This approach could be adding the four pluripotency-inducing proteins to cells to jumpstart the reprogramming "machine" and then improving the efficiency with a combination of chemicals, including vitamin C. Pei is currently trying to optimize the medium in which cells are grown. Although he doubts that any other anti-oxidant will have the same effect as ascorbic acid, Pei thinks that certain growth factors could further improve the culture conditions.

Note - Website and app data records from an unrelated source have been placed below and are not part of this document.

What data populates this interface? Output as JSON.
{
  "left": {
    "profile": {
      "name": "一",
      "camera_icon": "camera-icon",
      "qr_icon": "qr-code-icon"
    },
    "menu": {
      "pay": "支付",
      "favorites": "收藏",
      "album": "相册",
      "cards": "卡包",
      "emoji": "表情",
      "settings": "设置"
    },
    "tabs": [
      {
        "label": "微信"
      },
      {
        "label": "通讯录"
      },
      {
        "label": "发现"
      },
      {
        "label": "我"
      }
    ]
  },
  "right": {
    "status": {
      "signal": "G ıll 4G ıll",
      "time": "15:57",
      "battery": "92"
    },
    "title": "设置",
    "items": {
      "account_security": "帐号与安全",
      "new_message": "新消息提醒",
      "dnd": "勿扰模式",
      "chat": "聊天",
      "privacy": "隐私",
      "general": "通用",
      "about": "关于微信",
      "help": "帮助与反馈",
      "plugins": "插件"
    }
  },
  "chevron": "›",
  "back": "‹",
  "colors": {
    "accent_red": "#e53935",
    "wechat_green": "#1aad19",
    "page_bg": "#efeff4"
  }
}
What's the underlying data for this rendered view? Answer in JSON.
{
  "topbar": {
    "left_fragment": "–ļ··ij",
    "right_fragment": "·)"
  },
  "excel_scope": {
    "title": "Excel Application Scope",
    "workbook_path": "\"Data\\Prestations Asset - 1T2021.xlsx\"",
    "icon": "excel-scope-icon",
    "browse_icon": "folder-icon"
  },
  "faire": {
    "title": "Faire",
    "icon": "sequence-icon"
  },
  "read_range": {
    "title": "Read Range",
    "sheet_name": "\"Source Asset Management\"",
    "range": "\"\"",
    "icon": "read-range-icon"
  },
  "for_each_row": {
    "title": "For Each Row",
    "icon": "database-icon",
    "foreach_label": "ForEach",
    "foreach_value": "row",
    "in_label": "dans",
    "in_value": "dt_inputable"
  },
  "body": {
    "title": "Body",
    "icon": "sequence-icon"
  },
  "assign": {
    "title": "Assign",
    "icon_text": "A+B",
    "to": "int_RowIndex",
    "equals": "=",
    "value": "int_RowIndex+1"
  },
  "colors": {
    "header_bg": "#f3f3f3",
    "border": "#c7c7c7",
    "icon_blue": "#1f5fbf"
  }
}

In fact, his group found that combining vitamin C with valproic acid, which helps induce pluripotency, can improve transformation efficiency of human fibroblasts from 1 to 6 percent.
This level of efficiency could be enough to advance studies with iPS cells. "We don't need to generate 50 percent of the cells…as long as we can reproducibly generate a sufficient number of iPS lines," Kim says, adding that a 1 percent transformation efficiency could be enough.
Eventually, researchers would have to differentiate the iPS cells into certain cell types, says Kim, who himself has differentiated the more controversial embryonic stem cells into neurons to try to treat Parkinson's disease.
But, first, several studies with these vitamin C-induced pluripotent cells should be done, Kim notes. One possible problem – vitamin C causes cells to express lower levels of p53, which is important for the repair of DNA damage. Although Pei's group did not find any chromosomal abnormalities in cells grown with vitamin C, Kim says that higher resolution analysis is needed to ensure there are no mutations.
Because of the relatively high yield of Pei's method, these analyses and other studies of iPS cells should be possible. Now researchers might be able to generate enough cells to study the mechanism of and improve the safety and efficacy of iPS cells. "It's a worldwide effort to boost efficiency and make this more practical for much wider participation from the scientific community," Pei says.
* Note (12/29/09): This sentence was edited after publication to correct the year of the first human iPS cells.